What is a Learning Disability?

Learning Disabilities refer to a number of disorders which may affect the acquisition, organization, retention, understanding or use of verbal or nonverbal information. (Source: LDAC)

People with a disability can struggle with the following:

  1. Spoken language
  2. Listening
  3. Speaking
  4. Understanding



Common Types of Learning Disabilities

Overall, Learning Disability is a blanket term that covers many disorders, including the most common types:

Dyslexia – Difficulty reading (Problems reading, writing, spelling, speaking)

Dyscalculia – Difficulty with math (Problems doing math, understanding time, using money)

Dysgraphia – Difficulty with writing (Problems with handwriting, spelling, organizing ideas)

Dyspraxia (Sensory Integration Disorder) – Difficulty with fine motor skills (Problems with hand-eye coordination, balance, manual dexterity)

Dysphasia/Aphasia – Difficulty with language (Problems understanding spoken language, poor reading comprehension)

Auditory Processing Disorder – Difficulty hearing differences between sounds (Problems with reading, comprehension, language)

Visual Processing Disorder – Difficulty interpreting visual information (Problems with reading, math, maps, charts, symbols, pictures)




Powerful Statistics

  •        19% of students with LD drop out of high school
  •        68% of students graduated from high school receiving a regular diploma while 12% received a certificate
  •        Employment Status:
    •   46% employed
    •   7.9% unemployed
    •   46% not in labour force

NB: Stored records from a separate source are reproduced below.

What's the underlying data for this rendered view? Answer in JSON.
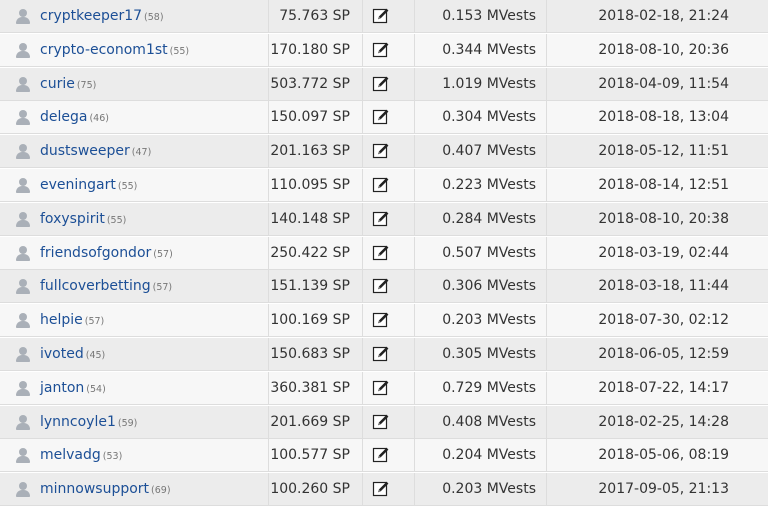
{
  "rows": [
    {
      "account": "cryptkeeper17",
      "reputation": "(58)",
      "sp": "75.763 SP",
      "mvests": "0.153 MVests",
      "date": "2018-02-18, 21:24"
    },
    {
      "account": "crypto-econom1st",
      "reputation": "(55)",
      "sp": "170.180 SP",
      "mvests": "0.344 MVests",
      "date": "2018-08-10, 20:36"
    },
    {
      "account": "curie",
      "reputation": "(75)",
      "sp": "503.772 SP",
      "mvests": "1.019 MVests",
      "date": "2018-04-09, 11:54"
    },
    {
      "account": "delega",
      "reputation": "(46)",
      "sp": "150.097 SP",
      "mvests": "0.304 MVests",
      "date": "2018-08-18, 13:04"
    },
    {
      "account": "dustsweeper",
      "reputation": "(47)",
      "sp": "201.163 SP",
      "mvests": "0.407 MVests",
      "date": "2018-05-12, 11:51"
    },
    {
      "account": "eveningart",
      "reputation": "(55)",
      "sp": "110.095 SP",
      "mvests": "0.223 MVests",
      "date": "2018-08-14, 12:51"
    },
    {
      "account": "foxyspirit",
      "reputation": "(55)",
      "sp": "140.148 SP",
      "mvests": "0.284 MVests",
      "date": "2018-08-10, 20:38"
    },
    {
      "account": "friendsofgondor",
      "reputation": "(57)",
      "sp": "250.422 SP",
      "mvests": "0.507 MVests",
      "date": "2018-03-19, 02:44"
    },
    {
      "account": "fullcoverbetting",
      "reputation": "(57)",
      "sp": "151.139 SP",
      "mvests": "0.306 MVests",
      "date": "2018-03-18, 11:44"
    },
    {
      "account": "helpie",
      "reputation": "(57)",
      "sp": "100.169 SP",
      "mvests": "0.203 MVests",
      "date": "2018-07-30, 02:12"
    },
    {
      "account": "ivoted",
      "reputation": "(45)",
      "sp": "150.683 SP",
      "mvests": "0.305 MVests",
      "date": "2018-06-05, 12:59"
    },
    {
      "account": "janton",
      "reputation": "(54)",
      "sp": "360.381 SP",
      "mvests": "0.729 MVests",
      "date": "2018-07-22, 14:17"
    },
    {
      "account": "lynncoyle1",
      "reputation": "(59)",
      "sp": "201.669 SP",
      "mvests": "0.408 MVests",
      "date": "2018-02-25, 14:28"
    },
    {
      "account": "melvadg",
      "reputation": "(53)",
      "sp": "100.577 SP",
      "mvests": "0.204 MVests",
      "date": "2018-05-06, 08:19"
    },
    {
      "account": "minnowsupport",
      "reputation": "(69)",
      "sp": "100.260 SP",
      "mvests": "0.203 MVests",
      "date": "2017-09-05, 21:13"
    }
  ],
  "icons": {
    "avatar": "user-avatar-icon",
    "edit": "edit-pencil-icon"
  },
  "colors": {
    "account_link": "#1c4f96",
    "row_odd": "#ececec",
    "row_even": "#f7f7f7"
  }
}
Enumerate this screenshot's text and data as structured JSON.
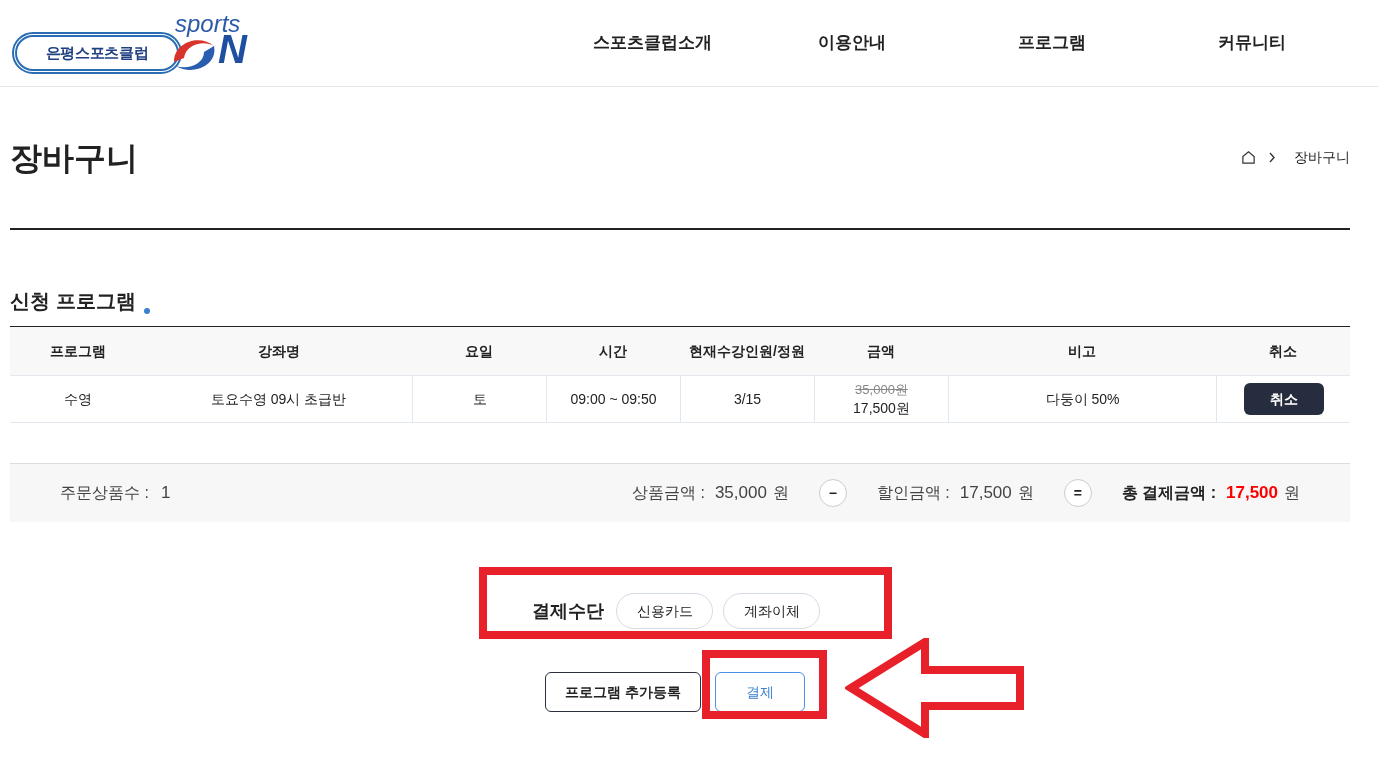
{
  "logo": {
    "badge": "은평스포츠클럽",
    "word": "sports",
    "letter": "N"
  },
  "nav": [
    "스포츠클럽소개",
    "이용안내",
    "프로그램",
    "커뮤니티"
  ],
  "page_title": "장바구니",
  "breadcrumb": [
    "장바구니"
  ],
  "section_title": "신청 프로그램",
  "table": {
    "columns": [
      "프로그램",
      "강좌명",
      "요일",
      "시간",
      "현재수강인원/정원",
      "금액",
      "비고",
      "취소"
    ],
    "rows": [
      {
        "program": "수영",
        "course": "토요수영 09시 초급반",
        "day": "토",
        "time": "09:00 ~ 09:50",
        "enrollment": "3/15",
        "original_price": "35,000원",
        "price": "17,500원",
        "note": "다둥이 50%",
        "cancel": "취소"
      }
    ]
  },
  "summary": {
    "count_label": "주문상품수 :",
    "count": "1",
    "goods_label": "상품금액 :",
    "goods": "35,000",
    "goods_unit": "원",
    "minus": "−",
    "discount_label": "할인금액 :",
    "discount": "17,500",
    "discount_unit": "원",
    "equals": "=",
    "total_label": "총 결제금액 :",
    "total": "17,500",
    "total_unit": "원"
  },
  "payment": {
    "label": "결제수단",
    "methods": [
      {
        "label": "신용카드",
        "selected": false
      },
      {
        "label": "계좌이체",
        "selected": false
      }
    ]
  },
  "buttons": [
    {
      "label": "프로그램 추가등록",
      "kind": "secondary"
    },
    {
      "label": "결제",
      "kind": "primary"
    }
  ]
}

(Source: Nation Centre for Learning Disabilities)


Common Questions Asked:

  •        What caused this disability?
  •        How might it have been prevented?
  •        What is it like to have a Learning disability?
  •        What can be done now?
  •        How will this disability change my (our) life?
  •        Will this disability change my interaction with my child?
  •        Can he/she learn anything?
  •        Does this mean my child will not graduate from high school?
  •        Will he/she be able to take care of himself?
  •        What kind of job will he/she be able to get and keep?


Misconceptions Dispelled:

  •        Each individual with a learning disability is unique. No two experiences are the same.
  •        Many people do not fully understand what learning disabilities are and those who learn
           differently frequently bear the stigma of being thought of as “slow,” lazy, or “weird.”
  •        Many people who have a Learning Disability are very intelligent and even gifted.
           With the right help they can excel.
  •        All conditions are not created equal – Learning Disabilities can range in its severity and how
           it affects people.
  •        Learning disabilities may co-exist with various conditions including attentional, behavioural
           and emotional disorders, sensory impairments or other medical conditions.


You Are Not Alone:

Having a Learning Disability can feel quite isolating, but it is helpful to source out examples of people with similar struggles who empowered themselves and excelled.

Here are just a few famous achievers who strived for more than their current circumstance:

  •        Famous inventor, Albert Einstein
  •        Heavy weight champion boxer, Muhammad Ali
  •        Actor, Tom Cruise
  •        Former Prime Minister, Winston Churchill
  •        Actor & Comedian, Vince Vaughn
  •        Entrepreneur, Richard Branson
  •        Late night talk show host, Jay Leno
  •        Comedian, Host & Actress, Whoopi Goldberg